TWC Vs. Mickey
Poor Time-Warner Cable. Mickey Mouse is trying to rip them off.
Time-Warner Cable customers are getting email and spots are running on the cable that Disney, owner and operator of ABC TV, ESPN, and Disney Channels, is threatening to pull programming from Time-Warner. It’s another one of those revenue things that seem to happen with TWC every six months or so.
Of course, if Disney plays hardball, “Baseball Tonight” and “Desperate Housewives” could disappear from the cable line-up. (It seems that channels are disappearing from the standard line up all of the time. More about that later.)
“To connect you with all the shows you love to watch, we must pay the companies that own the broadcast TV stations and cable networks. We fight to keep those fees as low as possible, because they directly impact the cable bill you have to pay each month,” says TWC on its web site RolloverorGet Tough.com. “When all is said and done, Time Warner Cable earned a profit for its shareholders of about $0.06 for every dollar that we brought in during 2009. (That’s slightly below the average of 7% for the past 10 years among US companies in the S&P 500, according to the Wall Street Journal.)”
Let’s not forget that TWC is the second-largest cable company in the nation. The figures above notwithstanding, they make lots of money.
August 5, 2010, TWC reported its second-quarter profit rose 8.2%, as demand increased for its broadband and phone services and capital expenditures decreased, according to MarketWatch.com. “It earned $342 million, or 95 cents a share, compared with a profit of $316 million, or 90 cents a share in the same quarter a year ago. Revenue rose 6% to $4.73 billion.”

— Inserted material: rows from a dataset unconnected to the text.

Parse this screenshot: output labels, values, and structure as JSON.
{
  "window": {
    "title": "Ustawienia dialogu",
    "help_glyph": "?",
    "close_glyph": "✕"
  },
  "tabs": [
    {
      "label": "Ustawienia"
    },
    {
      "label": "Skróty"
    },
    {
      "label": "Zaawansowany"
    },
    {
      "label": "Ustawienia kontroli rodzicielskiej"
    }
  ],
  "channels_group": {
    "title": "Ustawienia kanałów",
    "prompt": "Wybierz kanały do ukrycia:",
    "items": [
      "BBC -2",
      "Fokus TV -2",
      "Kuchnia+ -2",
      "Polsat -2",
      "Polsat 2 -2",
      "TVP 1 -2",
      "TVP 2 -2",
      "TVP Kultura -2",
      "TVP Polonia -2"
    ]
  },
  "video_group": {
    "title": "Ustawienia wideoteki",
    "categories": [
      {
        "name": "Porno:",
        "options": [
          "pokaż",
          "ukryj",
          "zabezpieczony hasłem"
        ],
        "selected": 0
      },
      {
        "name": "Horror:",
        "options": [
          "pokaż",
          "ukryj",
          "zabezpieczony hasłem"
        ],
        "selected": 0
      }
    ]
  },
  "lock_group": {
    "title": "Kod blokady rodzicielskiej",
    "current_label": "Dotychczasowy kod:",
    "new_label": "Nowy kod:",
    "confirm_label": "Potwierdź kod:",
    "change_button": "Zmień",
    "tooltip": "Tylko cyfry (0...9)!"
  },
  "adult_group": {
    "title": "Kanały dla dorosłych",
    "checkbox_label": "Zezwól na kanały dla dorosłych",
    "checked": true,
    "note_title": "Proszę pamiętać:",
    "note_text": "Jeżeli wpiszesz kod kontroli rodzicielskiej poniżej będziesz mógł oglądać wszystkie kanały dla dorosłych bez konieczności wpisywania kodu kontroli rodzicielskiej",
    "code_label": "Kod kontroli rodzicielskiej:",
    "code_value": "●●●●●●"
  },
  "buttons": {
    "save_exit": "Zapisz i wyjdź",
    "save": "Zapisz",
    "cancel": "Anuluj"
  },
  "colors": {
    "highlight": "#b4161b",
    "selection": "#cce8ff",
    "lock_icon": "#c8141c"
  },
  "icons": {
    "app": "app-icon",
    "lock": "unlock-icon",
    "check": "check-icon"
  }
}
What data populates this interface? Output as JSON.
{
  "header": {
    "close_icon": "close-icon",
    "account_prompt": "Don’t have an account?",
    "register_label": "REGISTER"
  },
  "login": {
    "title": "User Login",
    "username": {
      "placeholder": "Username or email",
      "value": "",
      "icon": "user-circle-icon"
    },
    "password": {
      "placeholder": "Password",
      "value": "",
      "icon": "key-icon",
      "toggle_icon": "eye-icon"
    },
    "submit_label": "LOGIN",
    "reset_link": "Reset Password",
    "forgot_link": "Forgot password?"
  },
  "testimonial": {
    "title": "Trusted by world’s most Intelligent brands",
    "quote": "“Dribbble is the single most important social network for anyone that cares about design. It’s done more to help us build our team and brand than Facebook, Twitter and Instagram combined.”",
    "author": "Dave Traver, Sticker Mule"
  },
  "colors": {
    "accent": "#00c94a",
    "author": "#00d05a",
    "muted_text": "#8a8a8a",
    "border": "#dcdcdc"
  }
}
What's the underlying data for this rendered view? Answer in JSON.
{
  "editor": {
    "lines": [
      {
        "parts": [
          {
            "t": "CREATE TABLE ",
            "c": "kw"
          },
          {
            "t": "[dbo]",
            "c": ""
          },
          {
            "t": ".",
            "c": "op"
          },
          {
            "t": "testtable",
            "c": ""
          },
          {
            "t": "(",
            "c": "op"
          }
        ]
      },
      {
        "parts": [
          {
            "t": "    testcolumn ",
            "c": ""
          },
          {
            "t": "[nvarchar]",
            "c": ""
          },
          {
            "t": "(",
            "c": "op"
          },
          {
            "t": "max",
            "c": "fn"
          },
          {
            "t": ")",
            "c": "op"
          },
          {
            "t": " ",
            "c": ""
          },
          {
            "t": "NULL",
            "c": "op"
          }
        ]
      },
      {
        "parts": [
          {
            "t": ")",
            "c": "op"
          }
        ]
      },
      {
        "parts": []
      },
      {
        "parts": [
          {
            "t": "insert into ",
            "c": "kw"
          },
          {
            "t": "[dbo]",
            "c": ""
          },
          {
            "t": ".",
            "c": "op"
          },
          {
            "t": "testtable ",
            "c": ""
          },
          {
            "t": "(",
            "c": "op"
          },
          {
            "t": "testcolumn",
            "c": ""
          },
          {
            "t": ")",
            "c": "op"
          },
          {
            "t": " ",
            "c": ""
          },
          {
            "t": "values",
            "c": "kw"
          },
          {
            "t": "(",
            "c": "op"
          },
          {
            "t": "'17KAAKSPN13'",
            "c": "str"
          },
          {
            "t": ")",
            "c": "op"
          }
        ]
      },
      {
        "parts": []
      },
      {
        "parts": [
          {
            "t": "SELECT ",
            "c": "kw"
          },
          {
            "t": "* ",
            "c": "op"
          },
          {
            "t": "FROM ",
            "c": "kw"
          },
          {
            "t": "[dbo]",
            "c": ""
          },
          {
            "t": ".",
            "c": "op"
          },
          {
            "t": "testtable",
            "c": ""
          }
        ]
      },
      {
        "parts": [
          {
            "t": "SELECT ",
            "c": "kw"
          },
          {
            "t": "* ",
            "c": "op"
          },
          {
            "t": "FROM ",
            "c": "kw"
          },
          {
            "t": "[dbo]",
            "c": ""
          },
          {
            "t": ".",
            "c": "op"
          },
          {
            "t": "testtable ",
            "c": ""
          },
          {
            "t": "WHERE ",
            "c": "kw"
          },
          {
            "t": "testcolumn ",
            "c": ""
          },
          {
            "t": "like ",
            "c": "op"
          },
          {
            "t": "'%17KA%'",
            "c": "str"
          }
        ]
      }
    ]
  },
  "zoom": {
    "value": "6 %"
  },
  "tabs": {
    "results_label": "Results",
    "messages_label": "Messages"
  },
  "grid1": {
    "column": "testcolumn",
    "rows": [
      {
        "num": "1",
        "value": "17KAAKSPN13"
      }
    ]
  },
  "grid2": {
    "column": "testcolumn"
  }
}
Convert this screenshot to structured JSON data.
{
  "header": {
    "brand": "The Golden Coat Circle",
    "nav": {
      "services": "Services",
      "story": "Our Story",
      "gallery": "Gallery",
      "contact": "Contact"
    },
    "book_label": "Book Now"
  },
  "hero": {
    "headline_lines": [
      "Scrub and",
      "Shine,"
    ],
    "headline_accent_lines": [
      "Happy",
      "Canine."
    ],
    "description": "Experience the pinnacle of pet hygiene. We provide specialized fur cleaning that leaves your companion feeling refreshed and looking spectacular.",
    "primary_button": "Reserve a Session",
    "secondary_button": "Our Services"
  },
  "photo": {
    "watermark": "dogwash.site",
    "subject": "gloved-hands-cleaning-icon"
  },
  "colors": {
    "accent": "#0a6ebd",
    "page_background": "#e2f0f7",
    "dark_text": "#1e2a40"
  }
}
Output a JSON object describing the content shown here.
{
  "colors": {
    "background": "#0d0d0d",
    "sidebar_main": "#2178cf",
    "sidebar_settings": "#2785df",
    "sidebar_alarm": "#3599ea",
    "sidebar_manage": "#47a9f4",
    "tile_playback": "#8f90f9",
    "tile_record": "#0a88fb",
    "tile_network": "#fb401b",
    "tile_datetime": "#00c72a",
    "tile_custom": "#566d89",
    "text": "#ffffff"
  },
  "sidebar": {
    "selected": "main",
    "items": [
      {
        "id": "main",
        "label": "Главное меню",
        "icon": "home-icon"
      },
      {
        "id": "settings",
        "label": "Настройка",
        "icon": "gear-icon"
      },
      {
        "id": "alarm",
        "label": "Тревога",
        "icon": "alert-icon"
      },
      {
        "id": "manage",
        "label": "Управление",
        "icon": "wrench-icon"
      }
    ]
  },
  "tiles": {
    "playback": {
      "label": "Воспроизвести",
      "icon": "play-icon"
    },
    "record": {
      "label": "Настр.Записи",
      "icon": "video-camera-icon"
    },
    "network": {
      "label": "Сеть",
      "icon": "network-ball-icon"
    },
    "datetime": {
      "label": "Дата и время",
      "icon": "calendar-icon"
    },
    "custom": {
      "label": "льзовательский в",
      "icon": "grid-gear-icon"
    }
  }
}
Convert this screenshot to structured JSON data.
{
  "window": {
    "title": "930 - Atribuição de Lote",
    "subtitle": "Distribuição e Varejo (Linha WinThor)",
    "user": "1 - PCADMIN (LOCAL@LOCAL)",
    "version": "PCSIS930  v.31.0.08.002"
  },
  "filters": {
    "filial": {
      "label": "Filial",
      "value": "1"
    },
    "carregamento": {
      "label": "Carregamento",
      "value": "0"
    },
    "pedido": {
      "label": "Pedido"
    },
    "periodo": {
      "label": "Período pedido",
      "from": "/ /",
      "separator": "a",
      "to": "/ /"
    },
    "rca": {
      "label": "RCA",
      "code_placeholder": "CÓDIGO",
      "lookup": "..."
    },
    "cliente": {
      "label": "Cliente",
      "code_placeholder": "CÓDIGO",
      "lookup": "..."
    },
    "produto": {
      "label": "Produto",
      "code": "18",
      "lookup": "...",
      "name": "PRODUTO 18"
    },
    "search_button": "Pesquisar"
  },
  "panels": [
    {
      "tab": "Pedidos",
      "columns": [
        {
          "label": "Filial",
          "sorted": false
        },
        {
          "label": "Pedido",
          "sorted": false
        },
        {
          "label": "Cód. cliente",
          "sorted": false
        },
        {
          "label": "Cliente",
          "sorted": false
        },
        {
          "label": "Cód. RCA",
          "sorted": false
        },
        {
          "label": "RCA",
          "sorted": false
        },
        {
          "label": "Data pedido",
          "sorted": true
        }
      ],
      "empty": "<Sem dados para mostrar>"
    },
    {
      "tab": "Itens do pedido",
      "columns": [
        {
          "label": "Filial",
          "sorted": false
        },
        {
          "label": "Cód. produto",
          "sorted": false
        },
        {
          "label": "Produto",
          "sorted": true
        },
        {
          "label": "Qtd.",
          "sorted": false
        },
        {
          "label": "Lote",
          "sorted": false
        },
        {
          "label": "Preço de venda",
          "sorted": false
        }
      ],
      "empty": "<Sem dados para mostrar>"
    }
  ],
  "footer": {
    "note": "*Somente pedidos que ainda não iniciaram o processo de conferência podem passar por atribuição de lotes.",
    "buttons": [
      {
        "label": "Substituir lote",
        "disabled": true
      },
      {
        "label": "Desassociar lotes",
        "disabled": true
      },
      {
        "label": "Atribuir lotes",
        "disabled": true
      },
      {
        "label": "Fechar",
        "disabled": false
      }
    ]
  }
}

They’re doing OK. Better than most of us. Viewers should keep these things in mind as they read their email and see the spots from TWC. Also keep in mind that ABC programming will be available off-the-air via your digital converter and antenna. Watching ESPN and other cable channels are more problematic. TWC makes a point of saying that it won’t do any good to switch since Disney already pulled its HD programming from Dish Satellite in June.
Meanwhile, a spat between the City of Austin and Time-Warner Cable is brewing. When Time-Warner wrote a new franchise contract, it included public access channels for the City of Austin, the Austin School District, Travis County, the state legislature and even ordinary citizens. As of October 1, 2010, those channels are slated to be boosted to the digital tier.
It will take a cable box to receive them. Those boxes cost $7 per month each. TWC says it will supply one box for varying periods of time to customers who have standard service. What about customers who have multiple televisions?
Stacy Schmidt, TWC spokesperson, says the cable company is moving the channels to increase services and speed. “It’s what customers are demanding”
To this writer and perhaps the City of Austin, the move of local access and government channels to the more expensive, digital tier violates the spirit of the original agreement that created them. The City of Austin is threatening to take TWC to court over the changes. Austin City Council and commission meetings are telecast on Channel 6.
© Jim McNabb, 2010